Meanwhile, the India Meteorological Department (IMD) continues to remain firm on its prediction that there is more than 70 per cent chance of the El Niño weather phenomenon influencing monsoon in India this year. El Niño — a Spanish word for Christ Child — is an abnormal warming of water in the equatorial Pacific Ocean every three to five years and it can last up to 18 months. This has been commonly associated in the past with poor rainfall in South Asia.
Severe cases of El Niño (see chart), as in the 1997-98 and its related impact had caused deaths of hundreds of people and caused billions of dollars in damages in an estimated 15 countries, especially in the Panama Canal region and the east coast of Africa.
Ashish Sen, director, Patna meteorological centre, claimed that occurrence of El Niño does not necessarily mean that it would lead to drought conditions in Bihar.
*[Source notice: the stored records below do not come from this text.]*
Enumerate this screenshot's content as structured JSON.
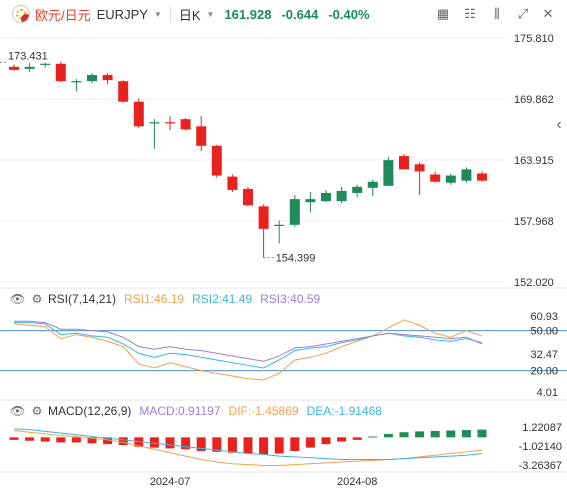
{
  "header": {
    "pair_cn": "欧元/日元",
    "pair": "EURJPY",
    "timeframe": "日K",
    "price": "161.928",
    "change": "-0.644",
    "change_pct": "-0.40%"
  },
  "price_axis": [
    "175.810",
    "169.862",
    "163.915",
    "157.968",
    "152.020"
  ],
  "price_range": [
    152.02,
    175.81
  ],
  "high_label": "173.431",
  "low_label": "154.399",
  "candles": [
    [
      173.0,
      173.2,
      172.6,
      172.7
    ],
    [
      172.8,
      173.4,
      172.5,
      173.0
    ],
    [
      173.2,
      173.4,
      172.9,
      173.3
    ],
    [
      173.3,
      173.5,
      171.5,
      171.6
    ],
    [
      171.5,
      171.8,
      170.6,
      171.6
    ],
    [
      171.6,
      172.4,
      171.4,
      172.2
    ],
    [
      172.2,
      172.4,
      171.3,
      171.7
    ],
    [
      171.6,
      171.7,
      169.5,
      169.6
    ],
    [
      169.6,
      169.9,
      167.0,
      167.2
    ],
    [
      167.5,
      167.9,
      165.0,
      167.6
    ],
    [
      167.6,
      168.2,
      166.8,
      167.5
    ],
    [
      167.9,
      168.0,
      166.8,
      166.9
    ],
    [
      167.2,
      168.2,
      164.8,
      165.3
    ],
    [
      165.3,
      165.4,
      162.2,
      162.4
    ],
    [
      162.3,
      162.5,
      160.8,
      161.0
    ],
    [
      161.1,
      161.3,
      159.4,
      159.5
    ],
    [
      159.4,
      159.6,
      154.4,
      157.2
    ],
    [
      157.5,
      158.0,
      155.8,
      157.6
    ],
    [
      157.6,
      160.5,
      157.4,
      160.1
    ],
    [
      159.8,
      160.8,
      158.8,
      160.1
    ],
    [
      159.9,
      161.0,
      159.8,
      160.7
    ],
    [
      159.9,
      161.3,
      159.7,
      160.9
    ],
    [
      160.7,
      161.5,
      160.3,
      161.3
    ],
    [
      161.2,
      162.0,
      160.4,
      161.8
    ],
    [
      161.4,
      164.2,
      161.4,
      163.9
    ],
    [
      164.3,
      164.5,
      163.0,
      163.0
    ],
    [
      163.5,
      163.7,
      160.5,
      162.8
    ],
    [
      162.5,
      162.8,
      161.7,
      161.8
    ],
    [
      161.7,
      162.6,
      161.5,
      162.4
    ],
    [
      161.9,
      163.2,
      161.7,
      163.0
    ],
    [
      162.6,
      162.8,
      161.8,
      161.9
    ]
  ],
  "rsi": {
    "title": "RSI(7,14,21)",
    "rsi1": "RSI1:46.19",
    "rsi2": "RSI2:41.49",
    "rsi3": "RSI3:40.59",
    "levels": [
      "60.93",
      "50.00",
      "32.47",
      "20.00",
      "4.01"
    ],
    "range": [
      4.01,
      60.93
    ],
    "series": [
      {
        "color": "#f0a050",
        "values": [
          55,
          54,
          53,
          44,
          47,
          45,
          42,
          38,
          25,
          22,
          26,
          23,
          20,
          18,
          16,
          14,
          13,
          18,
          28,
          30,
          33,
          38,
          42,
          46,
          52,
          58,
          54,
          48,
          45,
          50,
          46
        ]
      },
      {
        "color": "#3cb4e6",
        "values": [
          56,
          56,
          55,
          47,
          48,
          46,
          45,
          40,
          33,
          30,
          33,
          32,
          30,
          28,
          26,
          24,
          22,
          28,
          35,
          37,
          38,
          41,
          43,
          46,
          48,
          46,
          45,
          43,
          42,
          44,
          41
        ]
      },
      {
        "color": "#9b7fd4",
        "values": [
          57,
          57,
          56,
          51,
          51,
          50,
          49,
          45,
          38,
          36,
          38,
          36,
          35,
          33,
          31,
          29,
          27,
          31,
          37,
          38,
          40,
          42,
          44,
          46,
          48,
          47,
          46,
          45,
          44,
          45,
          40
        ]
      }
    ]
  },
  "macd": {
    "title": "MACD(12,26,9)",
    "macd_label": "MACD:0.91197",
    "dif_label": "DIF:-1.45869",
    "dea_label": "DEA:-1.91468",
    "levels": [
      "1.22087",
      "-1.02140",
      "-3.26367"
    ],
    "range": [
      -3.6,
      1.8
    ],
    "hist": [
      -0.3,
      -0.4,
      -0.5,
      -0.6,
      -0.6,
      -0.7,
      -0.8,
      -0.9,
      -1.1,
      -1.2,
      -1.3,
      -1.4,
      -1.6,
      -1.7,
      -1.8,
      -1.9,
      -2.0,
      -1.9,
      -1.6,
      -1.2,
      -0.8,
      -0.5,
      -0.3,
      0.1,
      0.4,
      0.6,
      0.7,
      0.75,
      0.8,
      0.85,
      0.9
    ],
    "dif": [
      0.8,
      0.6,
      0.4,
      0.2,
      0.1,
      -0.1,
      -0.3,
      -0.6,
      -1.0,
      -1.4,
      -1.8,
      -2.2,
      -2.6,
      -2.9,
      -3.1,
      -3.2,
      -3.3,
      -3.3,
      -3.2,
      -3.1,
      -3.0,
      -2.9,
      -2.8,
      -2.7,
      -2.6,
      -2.5,
      -2.3,
      -2.1,
      -1.9,
      -1.7,
      -1.5
    ],
    "dea": [
      1.0,
      0.9,
      0.7,
      0.5,
      0.3,
      0.1,
      -0.1,
      -0.3,
      -0.5,
      -0.7,
      -0.9,
      -1.1,
      -1.3,
      -1.5,
      -1.7,
      -1.9,
      -2.0,
      -2.2,
      -2.3,
      -2.4,
      -2.5,
      -2.6,
      -2.6,
      -2.6,
      -2.6,
      -2.5,
      -2.4,
      -2.3,
      -2.2,
      -2.1,
      -1.9
    ],
    "dif_color": "#f0a050",
    "dea_color": "#3cb4e6"
  },
  "x_axis": [
    "2024-07",
    "2024-08"
  ],
  "colors": {
    "up": "#1f8a5c",
    "down": "#e8231f",
    "level_line": "#4a90d9",
    "grid": "#eeeeee"
  }
}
Based on data on sea surface temperature in the equatorial Pacific Ocean and monsoon rainfall in India between 1881 and 2013, Sen has recently studied the correlation between El Niño and drought conditions in India and particularly Bihar.
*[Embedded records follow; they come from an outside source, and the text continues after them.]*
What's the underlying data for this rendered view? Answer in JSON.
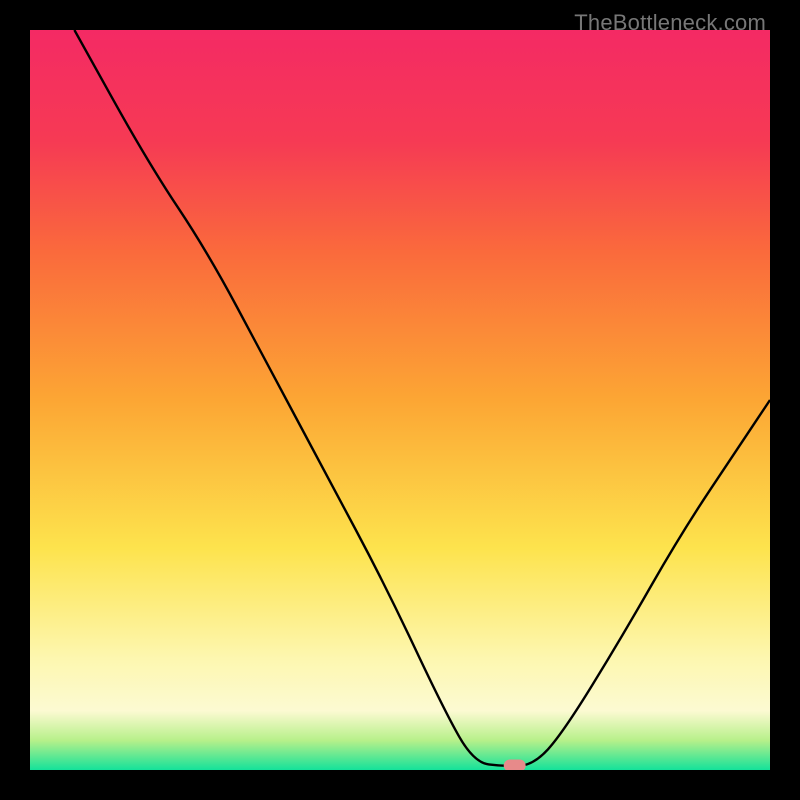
{
  "watermark": "TheBottleneck.com",
  "chart_data": {
    "type": "line",
    "title": "",
    "xlabel": "",
    "ylabel": "",
    "xlim": [
      0,
      100
    ],
    "ylim": [
      0,
      100
    ],
    "watermark": "TheBottleneck.com",
    "background_gradient_heatmap": {
      "description": "Vertical gradient from green at bottom through yellow/orange to red/magenta at top, representing bottleneck severity",
      "stops": [
        {
          "t": 0.0,
          "color": "#14e29a"
        },
        {
          "t": 0.04,
          "color": "#b7f08a"
        },
        {
          "t": 0.08,
          "color": "#fcfad2"
        },
        {
          "t": 0.15,
          "color": "#fdf7b0"
        },
        {
          "t": 0.3,
          "color": "#fde34d"
        },
        {
          "t": 0.5,
          "color": "#fca634"
        },
        {
          "t": 0.7,
          "color": "#fa6a3c"
        },
        {
          "t": 0.85,
          "color": "#f63a54"
        },
        {
          "t": 1.0,
          "color": "#f42a64"
        }
      ]
    },
    "curve": {
      "description": "V-shaped bottleneck curve; minimum at ~x=64 near y=0",
      "points": [
        {
          "x": 6,
          "y": 100
        },
        {
          "x": 16,
          "y": 82
        },
        {
          "x": 24,
          "y": 70
        },
        {
          "x": 32,
          "y": 55
        },
        {
          "x": 40,
          "y": 40
        },
        {
          "x": 48,
          "y": 25
        },
        {
          "x": 56,
          "y": 8
        },
        {
          "x": 60,
          "y": 1
        },
        {
          "x": 64,
          "y": 0.5
        },
        {
          "x": 68,
          "y": 0.6
        },
        {
          "x": 72,
          "y": 5
        },
        {
          "x": 80,
          "y": 18
        },
        {
          "x": 88,
          "y": 32
        },
        {
          "x": 96,
          "y": 44
        },
        {
          "x": 100,
          "y": 50
        }
      ]
    },
    "marker": {
      "x": 65.5,
      "y": 0.6,
      "color": "#e78a8a",
      "shape": "rounded-rect"
    }
  }
}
“I have assessed that eastern parts of the country, including states like Bihar, Jharkhand and Bengal, were comparatively well-off with regard to monsoon rainfall even during major drought years across the country owing to the El Niño impact. This is basically because of the fact that monsoon rainfall in eastern India is largely influenced by local weather factors over the Bay of Bengal as well,” said Sen.
The Met chief added that monsoon depressions — severe low-pressure conditions over the Bay of Bengal are the biggest factors influencing monsoon rainfall in eastern India.
“Normally, 10 to 11 depressions form over the bay during the monsoon months. According to the present conditions, the sea surface temperature in the bay looks favourable. Thus, we expect that normal number of depressions would form during the monsoon months, which, in turn, would keep the total rainfall at around 99 per cent even if the country as a whole receives deficient rainfall due to El Niño,” said Sen.
Pradhan Parthsarthy, secretary, Bihar chapter of India Meteorological Society and professor at Central University of Bihar, who has also studied El Niño, also claimed that formation of monsoon depressions would be crucial to avert drought conditions in the state for the third consecutive year.
The state received 30 per cent deficient rainfall in the 2013 monsoon, making it the lowest rainfall in the past decade. The monsoon rainfall in 2012 was 20 per cent deficient.